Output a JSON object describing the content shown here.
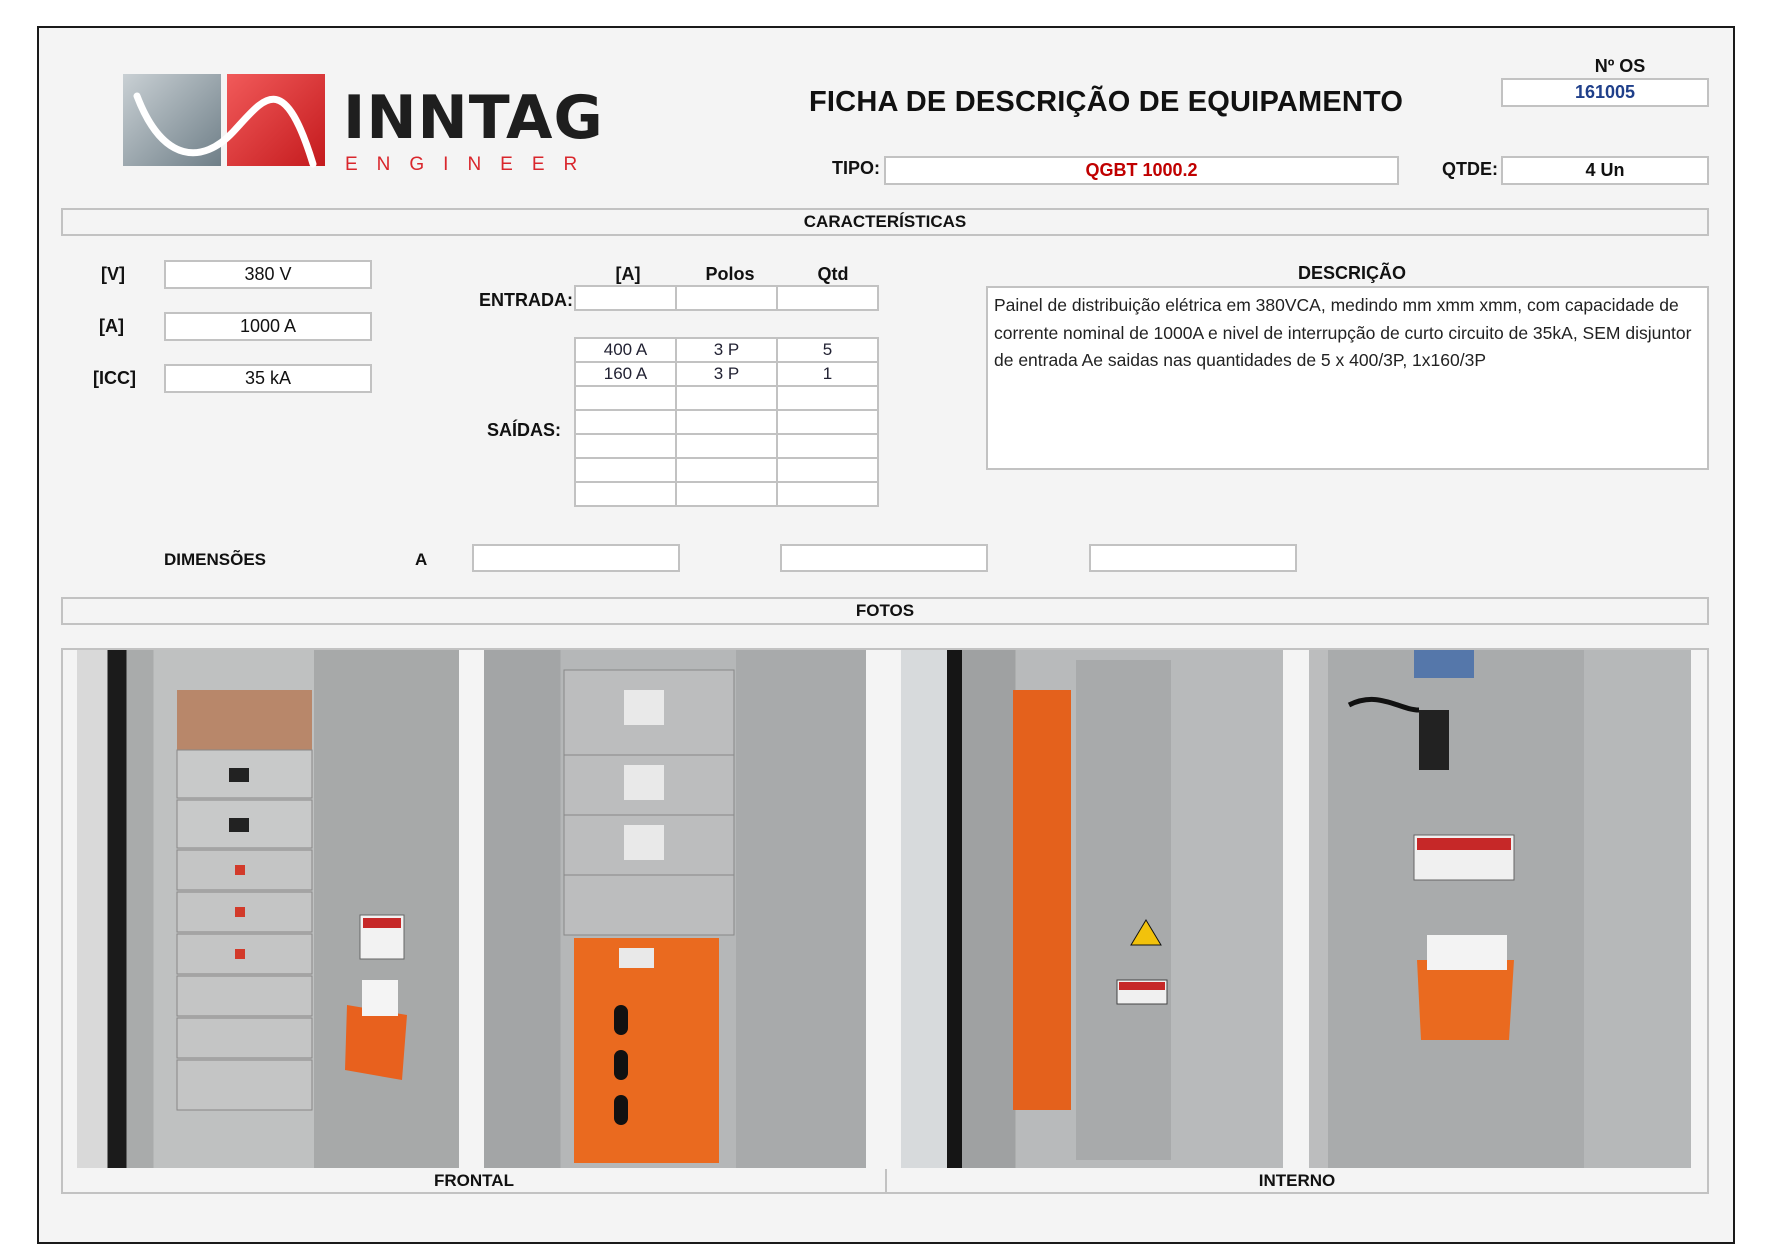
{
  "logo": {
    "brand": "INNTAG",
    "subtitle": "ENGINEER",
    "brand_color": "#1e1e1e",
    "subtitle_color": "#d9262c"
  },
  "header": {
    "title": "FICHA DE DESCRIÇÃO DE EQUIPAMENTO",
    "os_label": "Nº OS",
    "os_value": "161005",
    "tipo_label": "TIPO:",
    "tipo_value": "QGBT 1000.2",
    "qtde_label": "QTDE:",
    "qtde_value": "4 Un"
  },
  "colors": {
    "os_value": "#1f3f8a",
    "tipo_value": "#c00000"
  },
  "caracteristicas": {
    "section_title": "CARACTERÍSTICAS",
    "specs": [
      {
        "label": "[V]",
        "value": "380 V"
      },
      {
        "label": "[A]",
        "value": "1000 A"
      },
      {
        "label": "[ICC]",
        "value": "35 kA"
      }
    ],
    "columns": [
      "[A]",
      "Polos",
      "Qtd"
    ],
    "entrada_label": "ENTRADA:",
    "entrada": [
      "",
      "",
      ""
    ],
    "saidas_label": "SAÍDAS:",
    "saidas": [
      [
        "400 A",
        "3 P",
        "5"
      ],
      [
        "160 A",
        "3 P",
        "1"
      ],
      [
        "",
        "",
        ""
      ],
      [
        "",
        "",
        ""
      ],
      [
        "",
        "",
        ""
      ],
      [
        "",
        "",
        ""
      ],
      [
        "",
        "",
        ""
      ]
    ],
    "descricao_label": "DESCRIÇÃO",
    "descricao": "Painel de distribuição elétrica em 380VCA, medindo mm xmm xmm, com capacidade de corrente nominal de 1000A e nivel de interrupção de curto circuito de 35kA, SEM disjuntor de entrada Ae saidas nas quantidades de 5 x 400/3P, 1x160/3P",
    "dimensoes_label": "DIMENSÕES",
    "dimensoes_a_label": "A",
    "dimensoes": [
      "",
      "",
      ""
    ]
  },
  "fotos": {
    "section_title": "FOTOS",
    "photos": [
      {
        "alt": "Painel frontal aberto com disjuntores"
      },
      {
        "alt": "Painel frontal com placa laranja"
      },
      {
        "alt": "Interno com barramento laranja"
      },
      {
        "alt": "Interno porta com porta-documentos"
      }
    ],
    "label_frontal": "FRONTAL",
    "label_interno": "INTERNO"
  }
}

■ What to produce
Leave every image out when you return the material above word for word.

■ Written response
Output a JSON object describing the content shown here.
{
  "logo": {
    "brand": "INNTAG",
    "subtitle": "ENGINEER",
    "brand_color": "#1e1e1e",
    "subtitle_color": "#d9262c"
  },
  "header": {
    "title": "FICHA DE DESCRIÇÃO DE EQUIPAMENTO",
    "os_label": "Nº OS",
    "os_value": "161005",
    "tipo_label": "TIPO:",
    "tipo_value": "QGBT 1000.2",
    "qtde_label": "QTDE:",
    "qtde_value": "4 Un"
  },
  "colors": {
    "os_value": "#1f3f8a",
    "tipo_value": "#c00000"
  },
  "caracteristicas": {
    "section_title": "CARACTERÍSTICAS",
    "specs": [
      {
        "label": "[V]",
        "value": "380 V"
      },
      {
        "label": "[A]",
        "value": "1000 A"
      },
      {
        "label": "[ICC]",
        "value": "35 kA"
      }
    ],
    "columns": [
      "[A]",
      "Polos",
      "Qtd"
    ],
    "entrada_label": "ENTRADA:",
    "entrada": [
      "",
      "",
      ""
    ],
    "saidas_label": "SAÍDAS:",
    "saidas": [
      [
        "400 A",
        "3 P",
        "5"
      ],
      [
        "160 A",
        "3 P",
        "1"
      ],
      [
        "",
        "",
        ""
      ],
      [
        "",
        "",
        ""
      ],
      [
        "",
        "",
        ""
      ],
      [
        "",
        "",
        ""
      ],
      [
        "",
        "",
        ""
      ]
    ],
    "descricao_label": "DESCRIÇÃO",
    "descricao": "Painel de distribuição elétrica em 380VCA, medindo mm xmm xmm, com capacidade de corrente nominal de 1000A e nivel de interrupção de curto circuito de 35kA, SEM disjuntor de entrada Ae saidas nas quantidades de 5 x 400/3P, 1x160/3P",
    "dimensoes_label": "DIMENSÕES",
    "dimensoes_a_label": "A",
    "dimensoes": [
      "",
      "",
      ""
    ]
  },
  "fotos": {
    "section_title": "FOTOS",
    "photos": [
      {
        "alt": "Painel frontal aberto com disjuntores"
      },
      {
        "alt": "Painel frontal com placa laranja"
      },
      {
        "alt": "Interno com barramento laranja"
      },
      {
        "alt": "Interno porta com porta-documentos"
      }
    ],
    "label_frontal": "FRONTAL",
    "label_interno": "INTERNO"
  }
}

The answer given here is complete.